INPUT MATERIAL Start Marker
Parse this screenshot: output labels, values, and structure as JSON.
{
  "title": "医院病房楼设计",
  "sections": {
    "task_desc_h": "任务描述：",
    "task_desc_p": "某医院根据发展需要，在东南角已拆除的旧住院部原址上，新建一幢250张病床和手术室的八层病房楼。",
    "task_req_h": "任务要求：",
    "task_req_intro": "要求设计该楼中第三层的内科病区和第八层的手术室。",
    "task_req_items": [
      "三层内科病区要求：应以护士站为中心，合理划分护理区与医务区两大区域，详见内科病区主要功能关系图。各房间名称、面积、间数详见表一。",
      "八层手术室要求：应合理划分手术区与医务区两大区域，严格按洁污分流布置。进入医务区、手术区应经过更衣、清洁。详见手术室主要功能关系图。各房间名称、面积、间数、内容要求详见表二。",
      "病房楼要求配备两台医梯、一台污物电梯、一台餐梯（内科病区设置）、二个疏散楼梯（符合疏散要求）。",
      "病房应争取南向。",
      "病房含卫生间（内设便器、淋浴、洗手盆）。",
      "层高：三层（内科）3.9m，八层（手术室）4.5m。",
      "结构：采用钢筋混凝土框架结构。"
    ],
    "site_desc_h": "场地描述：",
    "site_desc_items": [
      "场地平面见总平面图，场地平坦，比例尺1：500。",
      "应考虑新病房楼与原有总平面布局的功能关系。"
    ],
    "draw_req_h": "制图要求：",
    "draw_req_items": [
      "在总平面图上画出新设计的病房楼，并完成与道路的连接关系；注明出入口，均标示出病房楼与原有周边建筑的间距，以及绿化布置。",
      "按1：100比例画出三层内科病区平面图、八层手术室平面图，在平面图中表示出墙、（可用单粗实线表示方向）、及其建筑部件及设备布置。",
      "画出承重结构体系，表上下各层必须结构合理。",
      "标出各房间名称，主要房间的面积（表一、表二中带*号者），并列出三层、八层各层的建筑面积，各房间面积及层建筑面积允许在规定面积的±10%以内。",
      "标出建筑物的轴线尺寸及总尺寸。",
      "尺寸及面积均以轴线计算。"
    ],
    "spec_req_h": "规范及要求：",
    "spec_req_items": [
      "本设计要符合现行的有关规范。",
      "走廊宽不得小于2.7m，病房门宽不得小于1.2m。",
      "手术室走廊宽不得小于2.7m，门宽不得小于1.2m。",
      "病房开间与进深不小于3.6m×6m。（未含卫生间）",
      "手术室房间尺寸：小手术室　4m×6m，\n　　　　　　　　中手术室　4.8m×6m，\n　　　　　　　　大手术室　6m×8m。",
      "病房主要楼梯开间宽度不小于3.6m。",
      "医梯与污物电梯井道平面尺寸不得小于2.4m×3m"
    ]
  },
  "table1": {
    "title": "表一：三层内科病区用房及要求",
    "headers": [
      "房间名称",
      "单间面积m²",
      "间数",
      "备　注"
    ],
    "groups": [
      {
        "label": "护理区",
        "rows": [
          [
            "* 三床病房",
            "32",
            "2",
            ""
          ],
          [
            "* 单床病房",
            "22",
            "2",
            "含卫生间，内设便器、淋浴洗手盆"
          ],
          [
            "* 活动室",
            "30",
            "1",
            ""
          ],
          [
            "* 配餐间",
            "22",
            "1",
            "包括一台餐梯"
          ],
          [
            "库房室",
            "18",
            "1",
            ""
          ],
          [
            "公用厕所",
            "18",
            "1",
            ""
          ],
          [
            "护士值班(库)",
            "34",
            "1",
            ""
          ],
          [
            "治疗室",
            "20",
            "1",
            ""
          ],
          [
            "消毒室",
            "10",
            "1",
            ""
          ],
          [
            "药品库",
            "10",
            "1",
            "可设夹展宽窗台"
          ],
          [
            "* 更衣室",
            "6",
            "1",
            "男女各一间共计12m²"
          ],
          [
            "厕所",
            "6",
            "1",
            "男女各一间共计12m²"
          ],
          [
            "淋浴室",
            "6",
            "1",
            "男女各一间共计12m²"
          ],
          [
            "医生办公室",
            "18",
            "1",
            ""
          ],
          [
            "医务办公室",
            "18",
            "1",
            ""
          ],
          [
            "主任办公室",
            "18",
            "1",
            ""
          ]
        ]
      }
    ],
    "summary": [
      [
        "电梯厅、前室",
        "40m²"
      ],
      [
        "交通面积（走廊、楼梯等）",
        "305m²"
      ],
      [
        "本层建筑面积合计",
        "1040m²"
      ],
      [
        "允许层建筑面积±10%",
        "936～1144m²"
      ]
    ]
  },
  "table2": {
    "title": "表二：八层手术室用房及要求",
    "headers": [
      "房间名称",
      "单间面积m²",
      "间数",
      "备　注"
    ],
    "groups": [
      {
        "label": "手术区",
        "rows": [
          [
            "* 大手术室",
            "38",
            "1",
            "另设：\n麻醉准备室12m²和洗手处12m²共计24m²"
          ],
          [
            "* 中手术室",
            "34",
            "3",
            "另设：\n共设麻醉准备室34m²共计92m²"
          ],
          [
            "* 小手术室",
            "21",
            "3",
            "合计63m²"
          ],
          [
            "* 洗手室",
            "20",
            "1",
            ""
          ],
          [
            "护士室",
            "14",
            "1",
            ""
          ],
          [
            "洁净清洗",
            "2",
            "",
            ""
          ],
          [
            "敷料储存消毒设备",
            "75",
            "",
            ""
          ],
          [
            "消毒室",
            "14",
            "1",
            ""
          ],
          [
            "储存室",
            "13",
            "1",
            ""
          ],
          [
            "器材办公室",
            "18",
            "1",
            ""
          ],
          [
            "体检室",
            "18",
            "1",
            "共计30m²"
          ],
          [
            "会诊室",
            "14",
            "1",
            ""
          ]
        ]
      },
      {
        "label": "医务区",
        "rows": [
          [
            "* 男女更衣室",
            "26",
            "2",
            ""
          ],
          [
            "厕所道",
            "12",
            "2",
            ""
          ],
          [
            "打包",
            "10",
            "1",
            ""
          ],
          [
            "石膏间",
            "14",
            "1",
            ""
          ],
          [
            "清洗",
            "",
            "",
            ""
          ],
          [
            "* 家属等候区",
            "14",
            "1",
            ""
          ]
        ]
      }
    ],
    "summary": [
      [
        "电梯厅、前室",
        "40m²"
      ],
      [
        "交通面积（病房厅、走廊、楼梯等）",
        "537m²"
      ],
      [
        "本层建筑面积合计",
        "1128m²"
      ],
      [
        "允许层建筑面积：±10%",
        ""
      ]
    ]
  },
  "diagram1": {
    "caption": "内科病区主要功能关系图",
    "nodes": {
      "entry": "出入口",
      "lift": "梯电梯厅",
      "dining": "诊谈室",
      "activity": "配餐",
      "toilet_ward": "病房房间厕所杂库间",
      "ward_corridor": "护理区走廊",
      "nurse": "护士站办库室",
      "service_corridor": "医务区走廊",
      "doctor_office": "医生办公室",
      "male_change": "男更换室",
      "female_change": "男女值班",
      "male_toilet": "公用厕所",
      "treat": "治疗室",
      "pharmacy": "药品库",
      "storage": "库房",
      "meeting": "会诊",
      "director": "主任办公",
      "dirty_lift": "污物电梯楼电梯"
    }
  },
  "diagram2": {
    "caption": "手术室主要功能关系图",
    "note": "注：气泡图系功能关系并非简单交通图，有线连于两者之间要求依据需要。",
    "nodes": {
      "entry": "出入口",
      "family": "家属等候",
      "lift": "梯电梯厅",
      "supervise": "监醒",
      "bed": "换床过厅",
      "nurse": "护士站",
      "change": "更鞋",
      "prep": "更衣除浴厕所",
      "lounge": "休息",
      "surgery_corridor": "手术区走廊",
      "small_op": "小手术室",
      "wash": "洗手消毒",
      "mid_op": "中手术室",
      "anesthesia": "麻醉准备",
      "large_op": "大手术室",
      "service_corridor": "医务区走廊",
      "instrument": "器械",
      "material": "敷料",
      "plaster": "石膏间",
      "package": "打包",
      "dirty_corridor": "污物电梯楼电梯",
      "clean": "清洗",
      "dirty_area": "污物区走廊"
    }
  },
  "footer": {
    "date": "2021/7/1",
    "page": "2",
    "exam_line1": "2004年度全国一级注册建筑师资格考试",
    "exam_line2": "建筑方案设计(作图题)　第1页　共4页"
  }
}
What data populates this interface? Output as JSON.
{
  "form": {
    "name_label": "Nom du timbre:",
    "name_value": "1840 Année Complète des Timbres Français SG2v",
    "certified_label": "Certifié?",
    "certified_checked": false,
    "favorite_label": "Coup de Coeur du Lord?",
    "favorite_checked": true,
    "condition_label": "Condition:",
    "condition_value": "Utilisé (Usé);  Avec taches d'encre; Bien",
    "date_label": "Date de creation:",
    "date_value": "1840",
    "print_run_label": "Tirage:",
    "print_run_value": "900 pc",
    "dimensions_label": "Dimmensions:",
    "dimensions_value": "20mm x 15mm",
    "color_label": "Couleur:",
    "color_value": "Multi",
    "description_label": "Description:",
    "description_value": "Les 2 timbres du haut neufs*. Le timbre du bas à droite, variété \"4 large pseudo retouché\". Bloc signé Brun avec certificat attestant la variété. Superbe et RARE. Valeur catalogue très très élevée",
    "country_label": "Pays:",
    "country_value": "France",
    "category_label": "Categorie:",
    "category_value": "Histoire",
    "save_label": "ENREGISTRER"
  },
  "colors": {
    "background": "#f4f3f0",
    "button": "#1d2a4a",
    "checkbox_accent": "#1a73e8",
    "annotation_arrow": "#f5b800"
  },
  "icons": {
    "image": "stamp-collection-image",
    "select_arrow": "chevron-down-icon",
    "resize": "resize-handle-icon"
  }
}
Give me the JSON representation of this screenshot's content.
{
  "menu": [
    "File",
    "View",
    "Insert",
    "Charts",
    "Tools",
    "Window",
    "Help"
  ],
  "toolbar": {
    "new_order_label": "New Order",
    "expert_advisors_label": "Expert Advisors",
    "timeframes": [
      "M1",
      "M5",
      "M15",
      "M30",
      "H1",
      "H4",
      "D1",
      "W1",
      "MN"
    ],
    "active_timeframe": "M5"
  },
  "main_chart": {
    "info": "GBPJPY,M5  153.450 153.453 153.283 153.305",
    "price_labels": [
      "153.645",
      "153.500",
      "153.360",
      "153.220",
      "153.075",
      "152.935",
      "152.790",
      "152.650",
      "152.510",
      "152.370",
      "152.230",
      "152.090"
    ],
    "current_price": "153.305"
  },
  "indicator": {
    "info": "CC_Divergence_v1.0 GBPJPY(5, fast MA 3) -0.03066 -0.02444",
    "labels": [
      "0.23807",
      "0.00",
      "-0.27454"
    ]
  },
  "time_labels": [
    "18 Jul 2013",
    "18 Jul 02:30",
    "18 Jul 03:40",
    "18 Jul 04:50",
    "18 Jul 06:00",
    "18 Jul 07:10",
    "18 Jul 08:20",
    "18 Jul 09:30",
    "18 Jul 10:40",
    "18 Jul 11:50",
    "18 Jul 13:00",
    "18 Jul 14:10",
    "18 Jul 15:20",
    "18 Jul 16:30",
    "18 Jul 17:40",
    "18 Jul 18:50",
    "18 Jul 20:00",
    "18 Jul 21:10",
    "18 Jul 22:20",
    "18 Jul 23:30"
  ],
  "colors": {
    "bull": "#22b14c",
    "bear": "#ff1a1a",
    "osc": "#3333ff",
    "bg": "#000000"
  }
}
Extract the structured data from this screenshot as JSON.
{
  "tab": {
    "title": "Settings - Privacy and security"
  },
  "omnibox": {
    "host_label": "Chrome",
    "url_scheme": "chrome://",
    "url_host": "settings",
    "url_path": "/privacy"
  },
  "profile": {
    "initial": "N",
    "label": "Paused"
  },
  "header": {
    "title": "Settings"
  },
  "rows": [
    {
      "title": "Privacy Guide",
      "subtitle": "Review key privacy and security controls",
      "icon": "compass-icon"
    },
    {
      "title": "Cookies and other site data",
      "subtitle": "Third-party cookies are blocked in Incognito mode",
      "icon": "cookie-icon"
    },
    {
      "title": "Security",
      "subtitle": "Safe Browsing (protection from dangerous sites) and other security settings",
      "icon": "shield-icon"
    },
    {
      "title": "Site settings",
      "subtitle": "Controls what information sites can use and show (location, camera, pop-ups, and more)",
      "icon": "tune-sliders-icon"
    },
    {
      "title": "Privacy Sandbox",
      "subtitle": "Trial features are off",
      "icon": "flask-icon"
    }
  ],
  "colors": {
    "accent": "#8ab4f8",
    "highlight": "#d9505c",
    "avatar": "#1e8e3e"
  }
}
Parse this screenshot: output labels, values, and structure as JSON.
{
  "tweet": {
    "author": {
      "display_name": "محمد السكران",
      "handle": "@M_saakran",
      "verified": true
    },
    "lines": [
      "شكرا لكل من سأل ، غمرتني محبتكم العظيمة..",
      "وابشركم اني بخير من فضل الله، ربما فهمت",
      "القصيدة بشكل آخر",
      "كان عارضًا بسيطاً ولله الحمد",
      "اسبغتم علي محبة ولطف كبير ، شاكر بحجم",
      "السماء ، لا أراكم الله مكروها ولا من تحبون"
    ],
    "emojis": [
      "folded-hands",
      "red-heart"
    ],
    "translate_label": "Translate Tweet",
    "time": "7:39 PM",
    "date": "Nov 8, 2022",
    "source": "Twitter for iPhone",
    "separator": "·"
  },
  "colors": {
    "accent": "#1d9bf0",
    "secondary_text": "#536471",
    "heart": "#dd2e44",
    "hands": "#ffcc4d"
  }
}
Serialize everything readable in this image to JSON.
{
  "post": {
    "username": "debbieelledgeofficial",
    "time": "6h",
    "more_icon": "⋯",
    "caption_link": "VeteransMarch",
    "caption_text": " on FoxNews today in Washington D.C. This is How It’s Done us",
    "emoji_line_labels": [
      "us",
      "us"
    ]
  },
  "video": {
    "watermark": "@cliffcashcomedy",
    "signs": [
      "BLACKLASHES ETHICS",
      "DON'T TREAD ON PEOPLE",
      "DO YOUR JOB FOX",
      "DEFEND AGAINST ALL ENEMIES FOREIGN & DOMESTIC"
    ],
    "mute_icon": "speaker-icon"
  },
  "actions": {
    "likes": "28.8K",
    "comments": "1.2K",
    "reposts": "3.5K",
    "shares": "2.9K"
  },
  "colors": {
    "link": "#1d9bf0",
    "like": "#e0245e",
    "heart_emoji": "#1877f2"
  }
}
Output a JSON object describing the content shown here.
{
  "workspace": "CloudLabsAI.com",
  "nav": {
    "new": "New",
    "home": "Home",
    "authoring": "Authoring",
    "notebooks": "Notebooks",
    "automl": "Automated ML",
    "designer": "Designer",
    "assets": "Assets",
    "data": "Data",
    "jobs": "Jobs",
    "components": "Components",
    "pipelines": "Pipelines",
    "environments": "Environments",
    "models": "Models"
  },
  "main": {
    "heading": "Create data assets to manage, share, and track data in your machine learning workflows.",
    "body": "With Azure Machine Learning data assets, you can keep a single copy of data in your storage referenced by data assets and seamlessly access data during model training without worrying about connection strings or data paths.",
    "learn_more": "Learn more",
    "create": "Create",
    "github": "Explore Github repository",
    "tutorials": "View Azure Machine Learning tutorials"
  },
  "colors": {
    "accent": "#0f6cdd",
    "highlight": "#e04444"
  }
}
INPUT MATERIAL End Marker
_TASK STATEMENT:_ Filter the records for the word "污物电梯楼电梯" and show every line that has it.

_TASK ANSWER:_
      "dirty_lift": "污物电梯楼电梯"
      "dirty_corridor": "污物电梯楼电梯",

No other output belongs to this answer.